Multi-source Probabilistic Inference

The Multi-source Probabilistic Inference group develops probabilistic machine learning models and inference techniques for analyzing and understanding complex heterogeneous data collections. For most data analysis tasks it is beneficial to jointly analyze all available data, but  often the different data sources are not directly commensurable. For example, a data scientist studying demographics of a neighborhood might have static spatial information about the buildings, dynamic group-level information on public transportation, large collections of time-stamped and user-specific social media content both as text as images, and perhaps even some interview questionnaires. All of these sources provide information on the demographics, but standard modeling tools do not help much in providing an overall picture.

The goal of this research group is to overcome the theoretical and practical challenges needed for integrating such heterogeneous data sources, by building statistical models for various types of data and especially hierarchical models for joint analysis of them even in cases where there are no obvious ways of linking the sources with each other.

Open positions

We are currently looking for postdocs to join the group. If you have PhD in a suitable field and are interested in the broad field of statistical machine learning, contact the group leader by email.

Research themes

  • Multi-view learning, data integration, cross-domain object matching
  • Approximative Bayesian inference; MCMC, variational approximation
  • Nonparametric Bayesian modeling
  • Scalable probabilistic models, probabilistic programming


  • Traces of Information: Intelligence from fragmented data (Academy of Finland, 2013-2019)
  • Scalable Probabilistic Analytics (Tekes, 2016-2017)
  • ILCIS: Improved Learning by Combining Information Sources (Xerox Foundation, 2013-2015)


  • Arto Klami, PhD, Principal investigator, Academy Research Fellow
  • Aditya Jitta, Doctoral student
  • Joseph Sakaya, Doctoral student
  • Ville Hyvönen, Doctoral student (jointly supervised with Teemu Roos)
  • Jarkko Lagus, Doctoral student
  • Krista Longi, Doctoral student

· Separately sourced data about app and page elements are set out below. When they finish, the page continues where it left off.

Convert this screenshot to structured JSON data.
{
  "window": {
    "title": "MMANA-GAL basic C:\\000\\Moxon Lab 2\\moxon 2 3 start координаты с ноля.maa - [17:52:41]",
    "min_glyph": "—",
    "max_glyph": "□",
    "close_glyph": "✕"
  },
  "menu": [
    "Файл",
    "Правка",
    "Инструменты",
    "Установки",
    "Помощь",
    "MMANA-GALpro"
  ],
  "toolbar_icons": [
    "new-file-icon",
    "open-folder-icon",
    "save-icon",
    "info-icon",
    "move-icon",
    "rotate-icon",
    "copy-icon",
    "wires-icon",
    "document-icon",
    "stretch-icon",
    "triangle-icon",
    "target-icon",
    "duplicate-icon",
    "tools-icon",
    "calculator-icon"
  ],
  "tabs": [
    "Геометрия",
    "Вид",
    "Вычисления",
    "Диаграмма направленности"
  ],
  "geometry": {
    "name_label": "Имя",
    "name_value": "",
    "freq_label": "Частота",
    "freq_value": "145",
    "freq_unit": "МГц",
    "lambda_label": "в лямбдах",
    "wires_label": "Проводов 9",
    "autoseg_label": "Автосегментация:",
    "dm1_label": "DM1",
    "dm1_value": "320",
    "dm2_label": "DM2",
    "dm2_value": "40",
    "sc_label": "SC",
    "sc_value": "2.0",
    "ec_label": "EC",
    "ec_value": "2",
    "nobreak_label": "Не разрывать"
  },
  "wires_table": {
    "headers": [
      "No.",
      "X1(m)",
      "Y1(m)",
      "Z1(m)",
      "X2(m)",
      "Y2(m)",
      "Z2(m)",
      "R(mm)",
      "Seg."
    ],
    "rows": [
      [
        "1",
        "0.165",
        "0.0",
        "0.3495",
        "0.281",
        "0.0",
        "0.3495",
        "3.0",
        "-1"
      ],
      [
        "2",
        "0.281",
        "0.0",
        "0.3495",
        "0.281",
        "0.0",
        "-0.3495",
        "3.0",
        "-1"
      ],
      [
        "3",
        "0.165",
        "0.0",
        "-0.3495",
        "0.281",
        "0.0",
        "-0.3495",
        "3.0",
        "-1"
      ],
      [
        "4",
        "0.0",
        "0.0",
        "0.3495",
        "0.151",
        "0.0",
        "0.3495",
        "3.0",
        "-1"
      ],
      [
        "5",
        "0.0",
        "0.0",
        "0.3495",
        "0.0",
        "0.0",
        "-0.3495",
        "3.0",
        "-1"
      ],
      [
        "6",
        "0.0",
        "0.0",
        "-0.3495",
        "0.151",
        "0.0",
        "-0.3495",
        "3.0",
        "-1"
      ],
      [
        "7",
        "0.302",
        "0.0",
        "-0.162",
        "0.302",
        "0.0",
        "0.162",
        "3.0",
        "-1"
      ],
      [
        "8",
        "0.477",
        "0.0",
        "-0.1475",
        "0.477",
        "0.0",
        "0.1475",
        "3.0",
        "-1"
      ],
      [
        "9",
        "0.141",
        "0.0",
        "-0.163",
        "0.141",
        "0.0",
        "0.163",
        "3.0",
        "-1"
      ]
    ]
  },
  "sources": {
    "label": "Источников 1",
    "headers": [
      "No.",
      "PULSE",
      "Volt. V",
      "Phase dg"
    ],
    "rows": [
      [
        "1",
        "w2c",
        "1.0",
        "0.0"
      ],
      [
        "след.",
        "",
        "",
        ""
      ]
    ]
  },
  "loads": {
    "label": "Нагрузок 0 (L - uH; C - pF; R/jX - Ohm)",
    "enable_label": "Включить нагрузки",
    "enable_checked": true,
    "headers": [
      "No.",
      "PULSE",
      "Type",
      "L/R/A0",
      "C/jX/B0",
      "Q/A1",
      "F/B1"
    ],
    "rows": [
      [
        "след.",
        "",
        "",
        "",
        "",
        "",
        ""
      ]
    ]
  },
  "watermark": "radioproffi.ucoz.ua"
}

Alumni (MSc+)

  • Liye He, MSc
  • Johannes Sirola, MSc

Selected recent publications

  • Partially hidden Markov models for privacy-preserving modeling of indoor trajectories. Aditya Jitta and Arto Klami. Neurocomputing, 2017. [doi]
  • Probabilistic size-constrained microclustering. Arto Klami and Aditya Jitta. In Proceedings of Uncertainty in Artificial Intelligence (UAI), 2016. [pdf]
  • Using regression makes extraction of shared variation in multiple datasets easy. Jussi Korpela, Andreas Henelius, Lauri Ahonen, Arto Klami, and Kai Puolamäki. Data Mining and Knowledge Discovery, 2016. [html]
  • Towards brain-activity-controlled information retrieval: Decoding image relevance from MEG signals. Jukka-Pekka Kauppi, Melih Kandemir, Veli-Matti Saarinen, Lotta Hirvenkari, Lauri Parkkonen, Arto Klami, Riitta Hari, and Samuel Kaski. Neuroimage, 2015. [doi]
  • Group factor analysis. Arto Klami, Seppo Virtanen, Eemeli Leppäaho, and Samuel Kaski. IEEE Transactions in Neural Networks and Learning Systems, 2015. [preprint]
  • Latent-feature regression for multivariate count data. Arto Klami, Johannes Sirola, Lauri Väre, Abhishek Tripathi, and Frederic Roulland. In Proceedings of Artificial Intelligence and Statistics, 2015. [pdf]
  • Group-sparse embeddings in collective matrix factorization. Arto Klami, Guillaume Bouchard, and Abhishek Tripathi. In Proceedings of International Conference on Learning Representations, 2014. []
  • Bayesian object matching. Arto Klami. Machine Learning, 92(2):225-250, 2013. [doi:10.1007/s10994-013-5357-4, preprint]
  • Bayesian canonical correlation analysis. Arto Klami, Seppo Virtanen, and Samuel Kaski. Journal of Machine Learning Research, 14:965-1003, 2013. [pdf]

Last updated on 22 Jun 2017 by Arto Klami - Page created on 21 Jan 2014 by Arto Klami